**What to produce**:
Below are some records; copy them word for word and drop the pictures.
□ □ □ □ □ □ □
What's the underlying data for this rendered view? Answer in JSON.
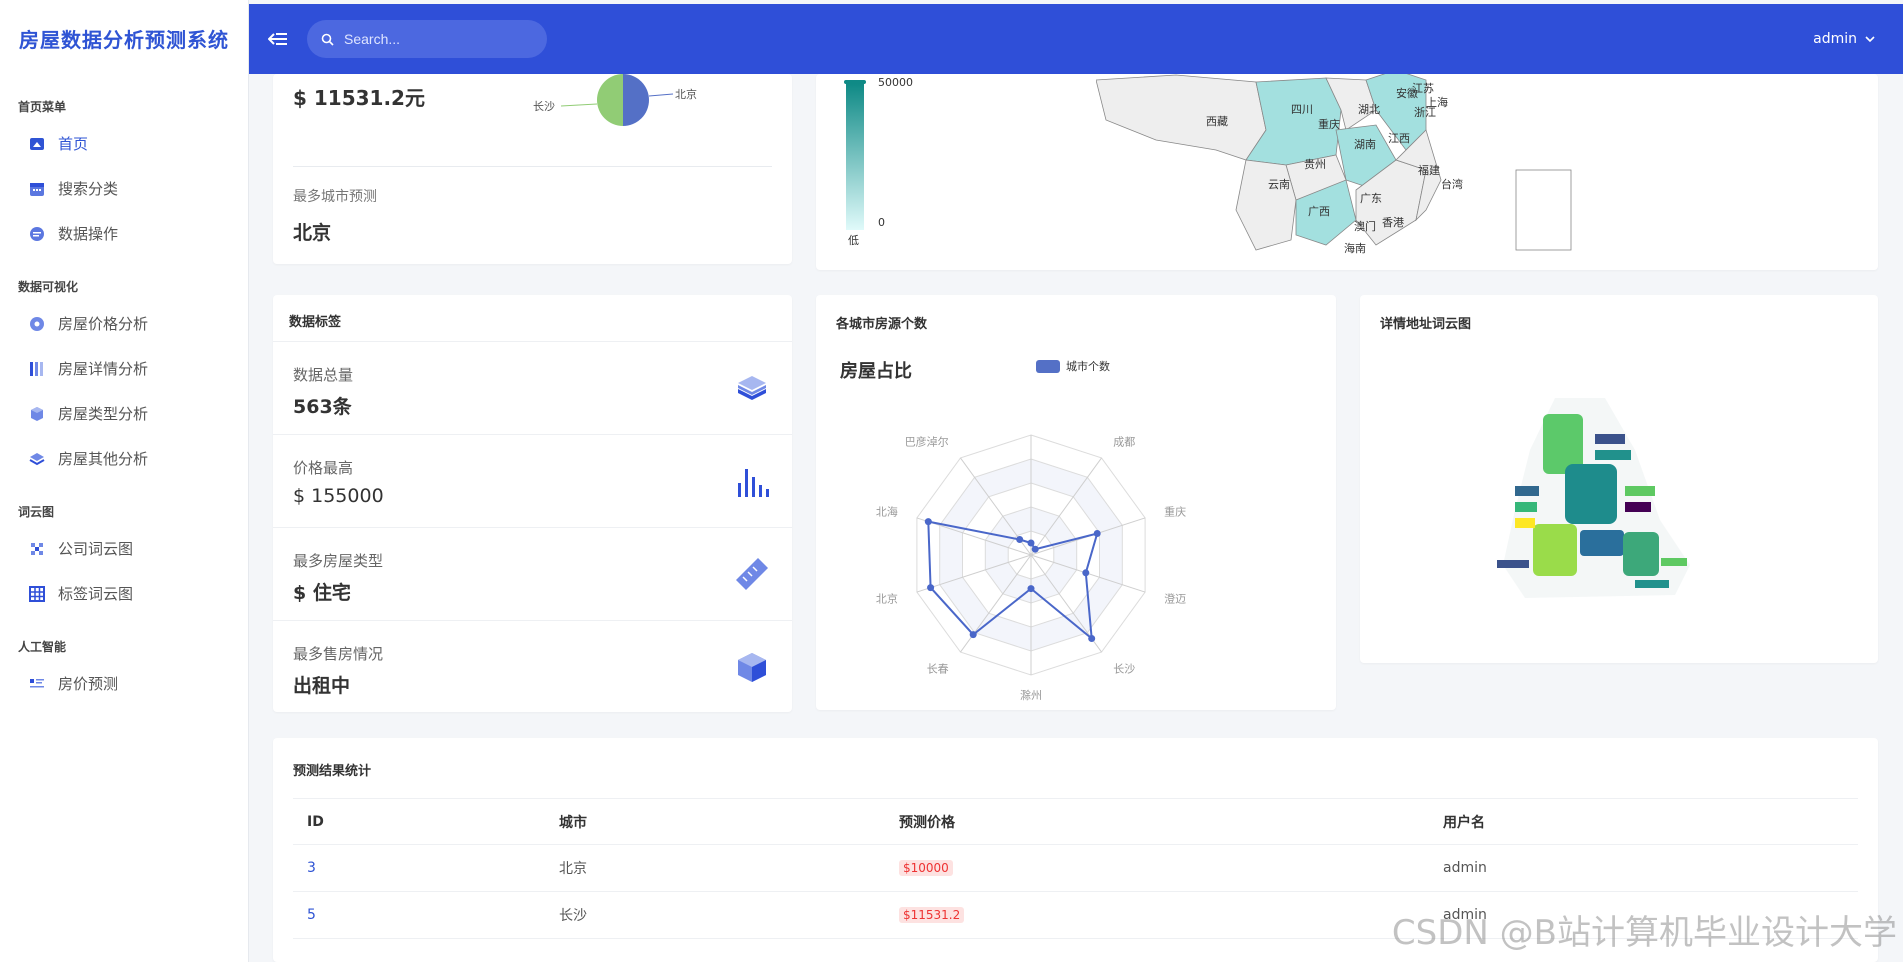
{
  "app": {
    "brand": "房屋数据分析预测系统"
  },
  "topbar": {
    "search_placeholder": "Search...",
    "user": "admin"
  },
  "sidebar": {
    "groups": [
      {
        "label": "首页菜单",
        "items": [
          {
            "label": "首页",
            "icon": "home-icon",
            "active": true
          },
          {
            "label": "搜索分类",
            "icon": "calendar-icon"
          },
          {
            "label": "数据操作",
            "icon": "chat-icon"
          }
        ]
      },
      {
        "label": "数据可视化",
        "items": [
          {
            "label": "房屋价格分析",
            "icon": "circle-icon"
          },
          {
            "label": "房屋详情分析",
            "icon": "columns-icon"
          },
          {
            "label": "房屋类型分析",
            "icon": "cube-icon"
          },
          {
            "label": "房屋其他分析",
            "icon": "layers-icon"
          }
        ]
      },
      {
        "label": "词云图",
        "items": [
          {
            "label": "公司词云图",
            "icon": "grid-dots-icon"
          },
          {
            "label": "标签词云图",
            "icon": "table-icon"
          }
        ]
      },
      {
        "label": "人工智能",
        "items": [
          {
            "label": "房价预测",
            "icon": "list-icon"
          }
        ]
      }
    ]
  },
  "top_card": {
    "price_value": "$ 11531.2元",
    "pie_labels": {
      "left": "长沙",
      "right": "北京"
    },
    "city_label": "最多城市预测",
    "city_value": "北京"
  },
  "map_card": {
    "legend_max": "50000",
    "legend_min": "0",
    "legend_low": "低",
    "provinces": [
      "四川",
      "重庆",
      "湖北",
      "安徽",
      "江苏",
      "上海",
      "浙江",
      "西藏",
      "湖南",
      "江西",
      "贵州",
      "云南",
      "广西",
      "广东",
      "福建",
      "台湾",
      "香港",
      "澳门",
      "海南"
    ]
  },
  "data_tags": {
    "title": "数据标签",
    "rows": [
      {
        "label": "数据总量",
        "value": "563条",
        "icon": "layers-stack-icon"
      },
      {
        "label": "价格最高",
        "value": "$ 155000",
        "icon": "bar-chart-icon"
      },
      {
        "label": "最多房屋类型",
        "value": "$ 住宅",
        "icon": "ruler-icon"
      },
      {
        "label": "最多售房情况",
        "value": "出租中",
        "icon": "box-icon"
      }
    ]
  },
  "radar_card": {
    "title": "各城市房源个数",
    "subtitle": "房屋占比",
    "legend": "城市个数"
  },
  "colors": {
    "accent": "#2f4fd8",
    "radar_line": "#4a67c9"
  },
  "chart_data": {
    "type": "radar",
    "title": "房屋占比",
    "indicators": [
      "",
      "成都",
      "重庆",
      "澄迈",
      "长沙",
      "滁州",
      "长春",
      "北京",
      "北海",
      "巴彦淖尔"
    ],
    "series": [
      {
        "name": "城市个数",
        "values": [
          10,
          6,
          58,
          48,
          86,
          28,
          82,
          88,
          90,
          16
        ]
      }
    ],
    "max": 100
  },
  "wordcloud_card": {
    "title": "详情地址词云图"
  },
  "prediction_table": {
    "title": "预测结果统计",
    "headers": [
      "ID",
      "城市",
      "预测价格",
      "用户名"
    ],
    "rows": [
      {
        "id": "3",
        "city": "北京",
        "price": "$10000",
        "user": "admin"
      },
      {
        "id": "5",
        "city": "长沙",
        "price": "$11531.2",
        "user": "admin"
      }
    ]
  },
  "watermark": "CSDN @B站计算机毕业设计大学"
}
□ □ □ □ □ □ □
**Exercise result**:
What's the underlying data for this rendered view? Answer in JSON.
{
  "app": {
    "brand": "房屋数据分析预测系统"
  },
  "topbar": {
    "search_placeholder": "Search...",
    "user": "admin"
  },
  "sidebar": {
    "groups": [
      {
        "label": "首页菜单",
        "items": [
          {
            "label": "首页",
            "icon": "home-icon",
            "active": true
          },
          {
            "label": "搜索分类",
            "icon": "calendar-icon"
          },
          {
            "label": "数据操作",
            "icon": "chat-icon"
          }
        ]
      },
      {
        "label": "数据可视化",
        "items": [
          {
            "label": "房屋价格分析",
            "icon": "circle-icon"
          },
          {
            "label": "房屋详情分析",
            "icon": "columns-icon"
          },
          {
            "label": "房屋类型分析",
            "icon": "cube-icon"
          },
          {
            "label": "房屋其他分析",
            "icon": "layers-icon"
          }
        ]
      },
      {
        "label": "词云图",
        "items": [
          {
            "label": "公司词云图",
            "icon": "grid-dots-icon"
          },
          {
            "label": "标签词云图",
            "icon": "table-icon"
          }
        ]
      },
      {
        "label": "人工智能",
        "items": [
          {
            "label": "房价预测",
            "icon": "list-icon"
          }
        ]
      }
    ]
  },
  "top_card": {
    "price_value": "$ 11531.2元",
    "pie_labels": {
      "left": "长沙",
      "right": "北京"
    },
    "city_label": "最多城市预测",
    "city_value": "北京"
  },
  "map_card": {
    "legend_max": "50000",
    "legend_min": "0",
    "legend_low": "低",
    "provinces": [
      "四川",
      "重庆",
      "湖北",
      "安徽",
      "江苏",
      "上海",
      "浙江",
      "西藏",
      "湖南",
      "江西",
      "贵州",
      "云南",
      "广西",
      "广东",
      "福建",
      "台湾",
      "香港",
      "澳门",
      "海南"
    ]
  },
  "data_tags": {
    "title": "数据标签",
    "rows": [
      {
        "label": "数据总量",
        "value": "563条",
        "icon": "layers-stack-icon"
      },
      {
        "label": "价格最高",
        "value": "$ 155000",
        "icon": "bar-chart-icon"
      },
      {
        "label": "最多房屋类型",
        "value": "$ 住宅",
        "icon": "ruler-icon"
      },
      {
        "label": "最多售房情况",
        "value": "出租中",
        "icon": "box-icon"
      }
    ]
  },
  "radar_card": {
    "title": "各城市房源个数",
    "subtitle": "房屋占比",
    "legend": "城市个数"
  },
  "colors": {
    "accent": "#2f4fd8",
    "radar_line": "#4a67c9"
  },
  "chart_data": {
    "type": "radar",
    "title": "房屋占比",
    "indicators": [
      "",
      "成都",
      "重庆",
      "澄迈",
      "长沙",
      "滁州",
      "长春",
      "北京",
      "北海",
      "巴彦淖尔"
    ],
    "series": [
      {
        "name": "城市个数",
        "values": [
          10,
          6,
          58,
          48,
          86,
          28,
          82,
          88,
          90,
          16
        ]
      }
    ],
    "max": 100
  },
  "wordcloud_card": {
    "title": "详情地址词云图"
  },
  "prediction_table": {
    "title": "预测结果统计",
    "headers": [
      "ID",
      "城市",
      "预测价格",
      "用户名"
    ],
    "rows": [
      {
        "id": "3",
        "city": "北京",
        "price": "$10000",
        "user": "admin"
      },
      {
        "id": "5",
        "city": "长沙",
        "price": "$11531.2",
        "user": "admin"
      }
    ]
  },
  "watermark": "CSDN @B站计算机毕业设计大学"
}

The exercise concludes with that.